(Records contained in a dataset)

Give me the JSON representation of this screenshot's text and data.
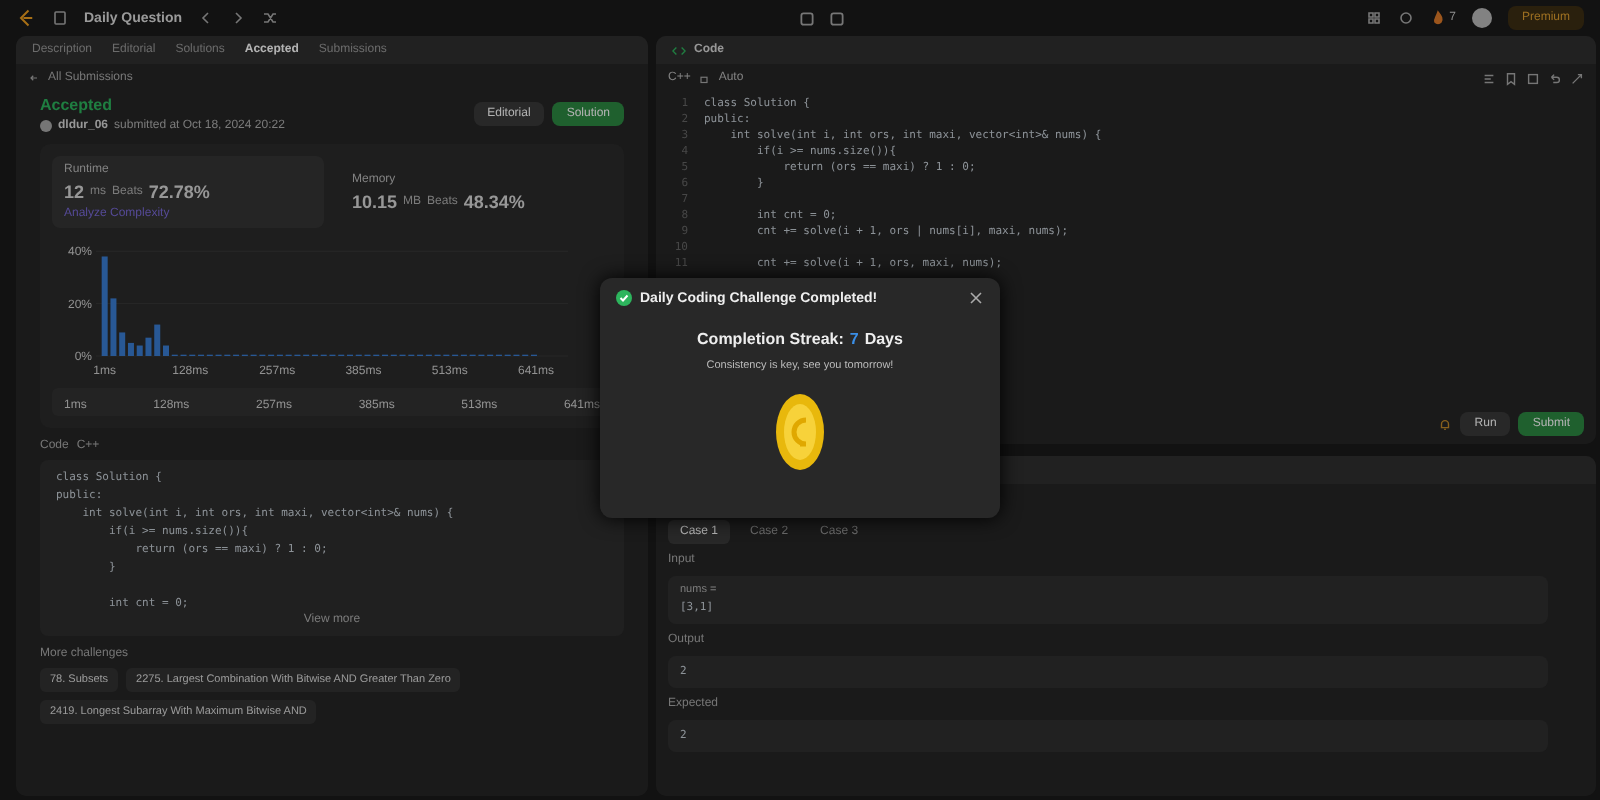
{
  "top_bar": {
    "title": "Daily Question",
    "streak": "7",
    "premium": "Premium"
  },
  "left_panel": {
    "tabs": [
      {
        "label": "Description",
        "selected": false
      },
      {
        "label": "Editorial",
        "selected": false
      },
      {
        "label": "Solutions",
        "selected": false
      },
      {
        "label": "Accepted",
        "selected": true
      },
      {
        "label": "Submissions",
        "selected": false
      }
    ],
    "back_link": "All Submissions",
    "status": "Accepted",
    "user": "dldur_06",
    "submitted": "submitted at Oct 18, 2024 20:22",
    "buttons": [
      "Editorial",
      "Solution"
    ],
    "runtime": {
      "label": "Runtime",
      "value": "12",
      "unit": "ms",
      "beats_label": "Beats",
      "beats": "72.78%",
      "link": "Analyze Complexity"
    },
    "memory": {
      "label": "Memory",
      "value": "10.15",
      "unit": "MB",
      "beats_label": "Beats",
      "beats": "48.34%"
    },
    "chart_data": {
      "type": "bar",
      "x": [
        1,
        14,
        27,
        40,
        53,
        66,
        79,
        92,
        105,
        118,
        131,
        144,
        157,
        170,
        183,
        196,
        209,
        222,
        235,
        248,
        261,
        274,
        287,
        300,
        313,
        326,
        339,
        352,
        365,
        378,
        391,
        404,
        417,
        430,
        443,
        456,
        469,
        482,
        495,
        508,
        521,
        534,
        547,
        560,
        573,
        586,
        599,
        612,
        625,
        638
      ],
      "values": [
        38,
        22,
        9,
        5,
        4,
        7,
        12,
        4,
        0.5,
        0.5,
        0.5,
        0.5,
        0.5,
        0.5,
        0.5,
        0.5,
        0.5,
        0.5,
        0.5,
        0.5,
        0.5,
        0.5,
        0.5,
        0.5,
        0.5,
        0.5,
        0.5,
        0.5,
        0.5,
        0.5,
        0.5,
        0.5,
        0.5,
        0.5,
        0.5,
        0.5,
        0.5,
        0.5,
        0.5,
        0.5,
        0.5,
        0.5,
        0.5,
        0.5,
        0.5,
        0.5,
        0.5,
        0.5,
        0.5,
        0.5
      ],
      "xlim": [
        0,
        641
      ],
      "ylim": [
        0,
        42
      ],
      "yticks": [
        {
          "value": 0,
          "label": "0%"
        },
        {
          "value": 20,
          "label": "20%"
        },
        {
          "value": 40,
          "label": "40%"
        }
      ],
      "xticks": [
        {
          "value": 1,
          "label": "1ms"
        },
        {
          "value": 128,
          "label": "128ms"
        },
        {
          "value": 257,
          "label": "257ms"
        },
        {
          "value": 385,
          "label": "385ms"
        },
        {
          "value": 513,
          "label": "513ms"
        },
        {
          "value": 641,
          "label": "641ms"
        }
      ]
    },
    "brush_ticks": [
      "1ms",
      "128ms",
      "257ms",
      "385ms",
      "513ms",
      "641ms"
    ],
    "code_label": "Code",
    "code_lang": "C++",
    "code_lines": [
      {
        "kind": "code",
        "text": "class Solution {"
      },
      {
        "kind": "code",
        "text": "public:"
      },
      {
        "kind": "code",
        "text": "    int solve(int i, int ors, int maxi, vector<int>& nums) {"
      },
      {
        "kind": "code",
        "text": "        if(i >= nums.size()){"
      },
      {
        "kind": "code",
        "text": "            return (ors == maxi) ? 1 : 0;"
      },
      {
        "kind": "code",
        "text": "        }"
      },
      {
        "kind": "blank"
      },
      {
        "kind": "code",
        "text": "        int cnt = 0;"
      }
    ],
    "view_more": "View more",
    "more_label": "More challenges",
    "challenges": [
      "78. Subsets",
      "2275. Largest Combination With Bitwise AND Greater Than Zero",
      "2419. Longest Subarray With Maximum Bitwise AND"
    ]
  },
  "editor": {
    "title": "Code",
    "language": "C++",
    "mode": "Auto",
    "lines": [
      {
        "n": "1",
        "text": "class Solution {"
      },
      {
        "n": "2",
        "text": "public:"
      },
      {
        "n": "3",
        "text": "    int solve(int i, int ors, int maxi, vector<int>& nums) {"
      },
      {
        "n": "4",
        "text": "        if(i >= nums.size()){"
      },
      {
        "n": "5",
        "text": "            return (ors == maxi) ? 1 : 0;"
      },
      {
        "n": "6",
        "text": "        }"
      },
      {
        "n": "7"
      },
      {
        "n": "8",
        "text": "        int cnt = 0;"
      },
      {
        "n": "9",
        "text": "        cnt += solve(i + 1, ors | nums[i], maxi, nums);"
      },
      {
        "n": "10"
      },
      {
        "n": "11",
        "text": "        cnt += solve(i + 1, ors, maxi, nums);"
      }
    ],
    "run": "Run",
    "submit": "Submit"
  },
  "testcases": {
    "cases": [
      {
        "label": "Case 1",
        "selected": true
      },
      {
        "label": "Case 2",
        "selected": false
      },
      {
        "label": "Case 3",
        "selected": false
      }
    ],
    "input_label": "Input",
    "var_name": "nums =",
    "input": "[3,1]",
    "output_label": "Output",
    "output": "2",
    "expected_label": "Expected",
    "expected": "2"
  },
  "modal": {
    "title": "Daily Coding Challenge Completed!",
    "streak_label": "Completion Streak:",
    "streak": "7",
    "streak_unit": "Days",
    "message": "Consistency is key, see you tomorrow!"
  }
}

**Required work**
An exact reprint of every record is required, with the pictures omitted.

**Response below**
Give me the JSON representation of this screenshot's text and data.
{
  "top_bar": {
    "title": "Daily Question",
    "streak": "7",
    "premium": "Premium"
  },
  "left_panel": {
    "tabs": [
      {
        "label": "Description",
        "selected": false
      },
      {
        "label": "Editorial",
        "selected": false
      },
      {
        "label": "Solutions",
        "selected": false
      },
      {
        "label": "Accepted",
        "selected": true
      },
      {
        "label": "Submissions",
        "selected": false
      }
    ],
    "back_link": "All Submissions",
    "status": "Accepted",
    "user": "dldur_06",
    "submitted": "submitted at Oct 18, 2024 20:22",
    "buttons": [
      "Editorial",
      "Solution"
    ],
    "runtime": {
      "label": "Runtime",
      "value": "12",
      "unit": "ms",
      "beats_label": "Beats",
      "beats": "72.78%",
      "link": "Analyze Complexity"
    },
    "memory": {
      "label": "Memory",
      "value": "10.15",
      "unit": "MB",
      "beats_label": "Beats",
      "beats": "48.34%"
    },
    "chart_data": {
      "type": "bar",
      "x": [
        1,
        14,
        27,
        40,
        53,
        66,
        79,
        92,
        105,
        118,
        131,
        144,
        157,
        170,
        183,
        196,
        209,
        222,
        235,
        248,
        261,
        274,
        287,
        300,
        313,
        326,
        339,
        352,
        365,
        378,
        391,
        404,
        417,
        430,
        443,
        456,
        469,
        482,
        495,
        508,
        521,
        534,
        547,
        560,
        573,
        586,
        599,
        612,
        625,
        638
      ],
      "values": [
        38,
        22,
        9,
        5,
        4,
        7,
        12,
        4,
        0.5,
        0.5,
        0.5,
        0.5,
        0.5,
        0.5,
        0.5,
        0.5,
        0.5,
        0.5,
        0.5,
        0.5,
        0.5,
        0.5,
        0.5,
        0.5,
        0.5,
        0.5,
        0.5,
        0.5,
        0.5,
        0.5,
        0.5,
        0.5,
        0.5,
        0.5,
        0.5,
        0.5,
        0.5,
        0.5,
        0.5,
        0.5,
        0.5,
        0.5,
        0.5,
        0.5,
        0.5,
        0.5,
        0.5,
        0.5,
        0.5,
        0.5
      ],
      "xlim": [
        0,
        641
      ],
      "ylim": [
        0,
        42
      ],
      "yticks": [
        {
          "value": 0,
          "label": "0%"
        },
        {
          "value": 20,
          "label": "20%"
        },
        {
          "value": 40,
          "label": "40%"
        }
      ],
      "xticks": [
        {
          "value": 1,
          "label": "1ms"
        },
        {
          "value": 128,
          "label": "128ms"
        },
        {
          "value": 257,
          "label": "257ms"
        },
        {
          "value": 385,
          "label": "385ms"
        },
        {
          "value": 513,
          "label": "513ms"
        },
        {
          "value": 641,
          "label": "641ms"
        }
      ]
    },
    "brush_ticks": [
      "1ms",
      "128ms",
      "257ms",
      "385ms",
      "513ms",
      "641ms"
    ],
    "code_label": "Code",
    "code_lang": "C++",
    "code_lines": [
      {
        "kind": "code",
        "text": "class Solution {"
      },
      {
        "kind": "code",
        "text": "public:"
      },
      {
        "kind": "code",
        "text": "    int solve(int i, int ors, int maxi, vector<int>& nums) {"
      },
      {
        "kind": "code",
        "text": "        if(i >= nums.size()){"
      },
      {
        "kind": "code",
        "text": "            return (ors == maxi) ? 1 : 0;"
      },
      {
        "kind": "code",
        "text": "        }"
      },
      {
        "kind": "blank"
      },
      {
        "kind": "code",
        "text": "        int cnt = 0;"
      }
    ],
    "view_more": "View more",
    "more_label": "More challenges",
    "challenges": [
      "78. Subsets",
      "2275. Largest Combination With Bitwise AND Greater Than Zero",
      "2419. Longest Subarray With Maximum Bitwise AND"
    ]
  },
  "editor": {
    "title": "Code",
    "language": "C++",
    "mode": "Auto",
    "lines": [
      {
        "n": "1",
        "text": "class Solution {"
      },
      {
        "n": "2",
        "text": "public:"
      },
      {
        "n": "3",
        "text": "    int solve(int i, int ors, int maxi, vector<int>& nums) {"
      },
      {
        "n": "4",
        "text": "        if(i >= nums.size()){"
      },
      {
        "n": "5",
        "text": "            return (ors == maxi) ? 1 : 0;"
      },
      {
        "n": "6",
        "text": "        }"
      },
      {
        "n": "7"
      },
      {
        "n": "8",
        "text": "        int cnt = 0;"
      },
      {
        "n": "9",
        "text": "        cnt += solve(i + 1, ors | nums[i], maxi, nums);"
      },
      {
        "n": "10"
      },
      {
        "n": "11",
        "text": "        cnt += solve(i + 1, ors, maxi, nums);"
      }
    ],
    "run": "Run",
    "submit": "Submit"
  },
  "testcases": {
    "cases": [
      {
        "label": "Case 1",
        "selected": true
      },
      {
        "label": "Case 2",
        "selected": false
      },
      {
        "label": "Case 3",
        "selected": false
      }
    ],
    "input_label": "Input",
    "var_name": "nums =",
    "input": "[3,1]",
    "output_label": "Output",
    "output": "2",
    "expected_label": "Expected",
    "expected": "2"
  },
  "modal": {
    "title": "Daily Coding Challenge Completed!",
    "streak_label": "Completion Streak:",
    "streak": "7",
    "streak_unit": "Days",
    "message": "Consistency is key, see you tomorrow!"
  }
}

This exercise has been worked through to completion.